Rent takes up the lion’s share of the budget for living expenses, so it makes a lot of sense for people to share accommodation. Buying a car is tempting because used cars are available cheaply, but use of public transport makes more sense, especially as you should be able to get a student discount. Cooking your own food instead of eating in restaurants is much more economical as is figuring out the most inexpensive places to shop for food. Figure out which commercial establishments offer students discount based on your student id and use these whenever possible. It might make sense to invest in an international student card and a youth hostel card before you leave India as that will also help with discounts which might come handy when you travel.
How do you think you have benefitted from your study overseas?
The pedagogy followed at Queens was very different from that followed in India. There was a lot more emphasis on application of concepts than on theory which will make one job-ready. Multicultural environment at the school prepares one for working in multinational organizations, with teams constituting people of various nationalities. Alumni network is globally spread for networking opportunities in the future. These are the benefits that I have got from studying in Canada.
What advice would you give to an Indian student travelling abroad to study for the first time?
I would strongly advise students who have received admissions, to get the school to give them contacts of other Indian students travelling to same school/program. Try to organize a meeting so everyone can get to meet, interact and coordinate their travels if possible. It is less unnerving if you arrive in a foreign country with a friend or an acquintance, rathen than alone. Conduct research on accomodation nearby the school on internet extensively before you leave India. If possible, connect with prospective landlords and fix up your accomodation before arriving so you don’t spend money, or spend very minimally, on hotels. Plan to reach your destinationat least 4-5 days before course starts to settle down, because once it does, you won’t get time to do things properly and may end up making suboptimal choices. Do travel around the country and soak in the culture if your budget permits.

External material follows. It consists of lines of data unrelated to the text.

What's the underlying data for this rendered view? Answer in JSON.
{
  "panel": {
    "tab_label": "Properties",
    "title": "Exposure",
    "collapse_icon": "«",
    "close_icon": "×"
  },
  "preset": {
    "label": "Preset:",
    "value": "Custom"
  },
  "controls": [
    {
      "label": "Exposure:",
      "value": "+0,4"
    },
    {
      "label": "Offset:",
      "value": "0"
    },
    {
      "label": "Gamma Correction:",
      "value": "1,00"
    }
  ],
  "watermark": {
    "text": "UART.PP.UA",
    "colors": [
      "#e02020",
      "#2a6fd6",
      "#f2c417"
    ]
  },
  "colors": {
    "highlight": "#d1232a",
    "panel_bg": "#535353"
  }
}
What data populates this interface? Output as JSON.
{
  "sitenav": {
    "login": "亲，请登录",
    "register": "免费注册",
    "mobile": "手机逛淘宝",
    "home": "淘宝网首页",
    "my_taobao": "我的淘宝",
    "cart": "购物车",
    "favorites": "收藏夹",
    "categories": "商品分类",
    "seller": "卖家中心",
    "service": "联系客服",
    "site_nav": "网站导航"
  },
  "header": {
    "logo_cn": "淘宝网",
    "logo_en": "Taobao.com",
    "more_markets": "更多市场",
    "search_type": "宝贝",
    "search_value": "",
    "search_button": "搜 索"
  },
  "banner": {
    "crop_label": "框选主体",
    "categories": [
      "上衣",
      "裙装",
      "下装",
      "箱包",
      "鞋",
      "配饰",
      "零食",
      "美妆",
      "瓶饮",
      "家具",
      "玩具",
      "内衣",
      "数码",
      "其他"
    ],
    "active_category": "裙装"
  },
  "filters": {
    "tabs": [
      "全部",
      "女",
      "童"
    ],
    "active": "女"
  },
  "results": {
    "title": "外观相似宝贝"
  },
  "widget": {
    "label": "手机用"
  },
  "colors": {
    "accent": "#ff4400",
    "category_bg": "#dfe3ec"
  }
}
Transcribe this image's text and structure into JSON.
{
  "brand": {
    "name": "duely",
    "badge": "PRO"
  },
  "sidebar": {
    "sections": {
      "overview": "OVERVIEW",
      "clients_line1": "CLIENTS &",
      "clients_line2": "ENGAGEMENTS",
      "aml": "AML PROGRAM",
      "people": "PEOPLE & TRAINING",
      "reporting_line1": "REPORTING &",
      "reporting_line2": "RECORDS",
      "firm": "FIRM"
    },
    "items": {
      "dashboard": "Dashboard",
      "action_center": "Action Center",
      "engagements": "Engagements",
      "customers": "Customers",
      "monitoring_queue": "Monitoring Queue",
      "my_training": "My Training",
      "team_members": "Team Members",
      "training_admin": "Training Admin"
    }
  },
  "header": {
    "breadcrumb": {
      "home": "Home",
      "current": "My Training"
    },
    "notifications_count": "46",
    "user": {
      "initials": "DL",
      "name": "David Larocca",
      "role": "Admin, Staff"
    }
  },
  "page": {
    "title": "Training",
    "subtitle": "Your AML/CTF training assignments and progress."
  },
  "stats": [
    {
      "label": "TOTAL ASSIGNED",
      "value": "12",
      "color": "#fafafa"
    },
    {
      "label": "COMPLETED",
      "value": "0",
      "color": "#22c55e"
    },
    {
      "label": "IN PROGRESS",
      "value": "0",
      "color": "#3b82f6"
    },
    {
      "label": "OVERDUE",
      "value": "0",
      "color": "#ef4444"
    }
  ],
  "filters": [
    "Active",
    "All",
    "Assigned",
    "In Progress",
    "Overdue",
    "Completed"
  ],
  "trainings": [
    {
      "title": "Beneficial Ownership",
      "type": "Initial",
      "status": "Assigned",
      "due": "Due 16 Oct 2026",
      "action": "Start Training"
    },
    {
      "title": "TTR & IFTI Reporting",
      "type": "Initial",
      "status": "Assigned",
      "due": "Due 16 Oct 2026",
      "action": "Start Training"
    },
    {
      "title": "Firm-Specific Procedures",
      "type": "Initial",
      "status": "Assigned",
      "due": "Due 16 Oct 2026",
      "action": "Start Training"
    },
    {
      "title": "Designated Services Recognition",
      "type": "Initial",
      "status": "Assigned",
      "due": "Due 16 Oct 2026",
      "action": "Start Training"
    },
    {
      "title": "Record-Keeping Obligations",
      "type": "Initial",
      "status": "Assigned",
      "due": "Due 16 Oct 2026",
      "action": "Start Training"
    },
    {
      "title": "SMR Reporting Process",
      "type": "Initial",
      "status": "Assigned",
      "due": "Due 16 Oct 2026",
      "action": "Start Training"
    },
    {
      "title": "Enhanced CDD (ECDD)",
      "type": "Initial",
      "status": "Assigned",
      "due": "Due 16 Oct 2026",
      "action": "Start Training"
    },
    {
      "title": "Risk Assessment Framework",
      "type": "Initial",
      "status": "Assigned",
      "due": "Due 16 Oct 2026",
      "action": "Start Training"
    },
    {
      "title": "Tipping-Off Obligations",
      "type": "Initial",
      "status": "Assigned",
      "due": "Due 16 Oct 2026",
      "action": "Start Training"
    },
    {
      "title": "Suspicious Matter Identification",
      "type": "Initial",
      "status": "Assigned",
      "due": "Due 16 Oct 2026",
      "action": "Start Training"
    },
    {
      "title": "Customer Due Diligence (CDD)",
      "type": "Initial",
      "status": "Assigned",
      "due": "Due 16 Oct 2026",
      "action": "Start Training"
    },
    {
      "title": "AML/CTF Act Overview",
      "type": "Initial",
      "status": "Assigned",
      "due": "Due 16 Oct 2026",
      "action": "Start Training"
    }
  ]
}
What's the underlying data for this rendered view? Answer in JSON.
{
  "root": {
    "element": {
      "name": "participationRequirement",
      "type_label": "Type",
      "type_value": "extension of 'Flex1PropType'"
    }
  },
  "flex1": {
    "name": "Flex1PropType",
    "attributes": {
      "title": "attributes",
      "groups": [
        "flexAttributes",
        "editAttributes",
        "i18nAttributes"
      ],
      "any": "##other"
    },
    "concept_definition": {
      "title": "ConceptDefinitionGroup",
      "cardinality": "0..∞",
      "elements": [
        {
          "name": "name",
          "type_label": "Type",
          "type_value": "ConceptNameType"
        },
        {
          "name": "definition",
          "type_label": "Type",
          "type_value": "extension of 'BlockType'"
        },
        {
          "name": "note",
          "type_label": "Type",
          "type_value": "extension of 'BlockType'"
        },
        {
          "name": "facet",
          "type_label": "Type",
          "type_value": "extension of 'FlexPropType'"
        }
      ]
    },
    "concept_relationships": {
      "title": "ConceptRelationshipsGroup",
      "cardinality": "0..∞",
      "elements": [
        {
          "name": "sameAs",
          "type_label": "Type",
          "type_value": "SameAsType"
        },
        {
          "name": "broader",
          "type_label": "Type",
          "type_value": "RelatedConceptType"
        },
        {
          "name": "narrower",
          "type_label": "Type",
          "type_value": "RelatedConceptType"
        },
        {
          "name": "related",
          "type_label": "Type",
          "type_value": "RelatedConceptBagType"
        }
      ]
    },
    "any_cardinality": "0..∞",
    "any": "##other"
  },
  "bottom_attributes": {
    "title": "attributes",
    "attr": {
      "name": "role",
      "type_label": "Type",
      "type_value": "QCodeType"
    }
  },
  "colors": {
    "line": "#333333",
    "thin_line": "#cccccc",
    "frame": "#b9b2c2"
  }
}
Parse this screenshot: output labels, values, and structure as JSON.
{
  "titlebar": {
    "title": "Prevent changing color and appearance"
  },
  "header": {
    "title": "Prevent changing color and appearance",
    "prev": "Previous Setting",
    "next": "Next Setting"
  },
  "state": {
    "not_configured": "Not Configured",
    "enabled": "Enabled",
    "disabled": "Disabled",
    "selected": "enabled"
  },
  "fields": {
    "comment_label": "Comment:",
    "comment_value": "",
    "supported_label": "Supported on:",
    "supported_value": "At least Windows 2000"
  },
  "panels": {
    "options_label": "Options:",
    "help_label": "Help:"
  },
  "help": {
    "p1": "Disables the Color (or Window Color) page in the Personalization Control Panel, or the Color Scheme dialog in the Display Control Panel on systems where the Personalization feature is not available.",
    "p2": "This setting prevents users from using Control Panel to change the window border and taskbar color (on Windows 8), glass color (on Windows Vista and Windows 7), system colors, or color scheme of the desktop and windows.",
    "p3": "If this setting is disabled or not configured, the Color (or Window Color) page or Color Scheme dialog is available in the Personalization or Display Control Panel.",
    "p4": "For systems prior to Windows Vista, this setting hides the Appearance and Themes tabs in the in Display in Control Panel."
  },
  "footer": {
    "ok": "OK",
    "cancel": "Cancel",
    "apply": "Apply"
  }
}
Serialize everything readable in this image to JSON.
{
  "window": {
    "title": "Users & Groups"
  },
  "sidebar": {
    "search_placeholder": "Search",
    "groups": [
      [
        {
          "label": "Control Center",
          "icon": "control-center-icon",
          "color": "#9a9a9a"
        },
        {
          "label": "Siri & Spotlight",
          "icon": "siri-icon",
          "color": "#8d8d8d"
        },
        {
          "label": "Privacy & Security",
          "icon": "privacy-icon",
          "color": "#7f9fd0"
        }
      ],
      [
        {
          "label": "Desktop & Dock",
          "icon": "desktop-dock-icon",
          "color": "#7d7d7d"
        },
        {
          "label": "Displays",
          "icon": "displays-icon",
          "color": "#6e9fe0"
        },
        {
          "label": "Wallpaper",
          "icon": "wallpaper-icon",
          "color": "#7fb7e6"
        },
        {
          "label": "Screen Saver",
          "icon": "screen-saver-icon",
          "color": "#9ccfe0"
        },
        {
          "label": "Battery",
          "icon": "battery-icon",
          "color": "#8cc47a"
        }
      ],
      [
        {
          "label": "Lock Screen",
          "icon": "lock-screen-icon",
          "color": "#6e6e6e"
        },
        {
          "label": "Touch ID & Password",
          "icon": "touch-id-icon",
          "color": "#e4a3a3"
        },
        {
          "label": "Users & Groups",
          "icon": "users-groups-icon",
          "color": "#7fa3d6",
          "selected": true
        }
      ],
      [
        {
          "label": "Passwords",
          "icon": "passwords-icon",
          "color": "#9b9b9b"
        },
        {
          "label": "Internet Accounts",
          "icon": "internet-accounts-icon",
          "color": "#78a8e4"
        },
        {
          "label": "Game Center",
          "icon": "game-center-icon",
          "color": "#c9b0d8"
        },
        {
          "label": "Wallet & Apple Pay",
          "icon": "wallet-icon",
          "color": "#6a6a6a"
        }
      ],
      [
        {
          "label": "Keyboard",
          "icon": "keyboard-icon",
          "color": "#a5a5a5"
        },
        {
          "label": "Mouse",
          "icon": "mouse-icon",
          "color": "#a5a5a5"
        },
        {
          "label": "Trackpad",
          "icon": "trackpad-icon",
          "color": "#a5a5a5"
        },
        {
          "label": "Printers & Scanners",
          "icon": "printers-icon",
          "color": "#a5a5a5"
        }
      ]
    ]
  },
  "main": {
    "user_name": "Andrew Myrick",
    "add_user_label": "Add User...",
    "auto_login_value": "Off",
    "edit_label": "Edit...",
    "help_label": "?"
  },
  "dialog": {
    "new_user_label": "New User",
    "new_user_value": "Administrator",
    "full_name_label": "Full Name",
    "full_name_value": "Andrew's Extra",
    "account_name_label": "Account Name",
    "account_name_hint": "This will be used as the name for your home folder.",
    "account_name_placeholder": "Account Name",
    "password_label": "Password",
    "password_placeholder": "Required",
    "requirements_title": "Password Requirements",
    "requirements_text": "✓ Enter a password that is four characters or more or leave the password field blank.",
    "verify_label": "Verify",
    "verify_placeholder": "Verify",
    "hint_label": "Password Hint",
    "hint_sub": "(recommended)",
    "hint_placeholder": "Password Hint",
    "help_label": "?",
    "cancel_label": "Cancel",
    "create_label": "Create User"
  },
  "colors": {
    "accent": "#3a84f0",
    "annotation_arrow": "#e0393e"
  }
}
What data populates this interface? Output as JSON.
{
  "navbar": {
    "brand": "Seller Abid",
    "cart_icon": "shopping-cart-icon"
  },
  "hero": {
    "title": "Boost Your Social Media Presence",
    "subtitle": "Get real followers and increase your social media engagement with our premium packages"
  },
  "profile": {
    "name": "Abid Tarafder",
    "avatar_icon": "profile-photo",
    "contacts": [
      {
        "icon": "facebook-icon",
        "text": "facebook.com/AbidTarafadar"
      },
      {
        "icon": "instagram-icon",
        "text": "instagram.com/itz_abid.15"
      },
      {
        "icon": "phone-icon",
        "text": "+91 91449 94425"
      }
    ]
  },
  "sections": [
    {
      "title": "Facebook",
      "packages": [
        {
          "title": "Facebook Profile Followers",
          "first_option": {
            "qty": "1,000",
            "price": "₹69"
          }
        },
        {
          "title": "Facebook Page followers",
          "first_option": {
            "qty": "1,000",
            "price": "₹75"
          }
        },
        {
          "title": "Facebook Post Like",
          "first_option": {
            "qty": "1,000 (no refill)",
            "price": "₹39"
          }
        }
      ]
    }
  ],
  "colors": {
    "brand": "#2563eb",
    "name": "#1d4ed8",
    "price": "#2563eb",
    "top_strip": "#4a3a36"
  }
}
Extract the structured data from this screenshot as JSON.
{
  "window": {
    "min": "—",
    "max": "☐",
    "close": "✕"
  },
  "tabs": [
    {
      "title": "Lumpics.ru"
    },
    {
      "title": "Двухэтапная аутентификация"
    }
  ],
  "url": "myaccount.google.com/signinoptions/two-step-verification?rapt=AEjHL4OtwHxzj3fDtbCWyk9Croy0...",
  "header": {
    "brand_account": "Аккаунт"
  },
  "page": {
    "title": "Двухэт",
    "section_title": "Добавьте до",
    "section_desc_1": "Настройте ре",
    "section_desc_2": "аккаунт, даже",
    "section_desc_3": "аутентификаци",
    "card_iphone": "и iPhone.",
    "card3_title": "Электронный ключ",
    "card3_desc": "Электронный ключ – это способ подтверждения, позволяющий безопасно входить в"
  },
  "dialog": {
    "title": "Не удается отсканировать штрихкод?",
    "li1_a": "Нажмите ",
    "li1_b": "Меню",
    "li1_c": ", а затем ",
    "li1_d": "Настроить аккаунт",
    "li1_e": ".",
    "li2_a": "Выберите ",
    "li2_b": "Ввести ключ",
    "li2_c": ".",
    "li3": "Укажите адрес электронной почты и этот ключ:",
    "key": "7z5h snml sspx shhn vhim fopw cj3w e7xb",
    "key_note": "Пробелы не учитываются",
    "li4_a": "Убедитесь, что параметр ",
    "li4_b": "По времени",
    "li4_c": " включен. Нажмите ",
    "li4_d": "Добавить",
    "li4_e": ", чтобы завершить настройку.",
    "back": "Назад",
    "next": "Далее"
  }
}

It may be tempting to stick with other Indian students as you feel safer and more comfortable with them, but resist ghettoising and mingle with all nationalities. Otherwise you will cheat yourself out of the experience which you signed up for.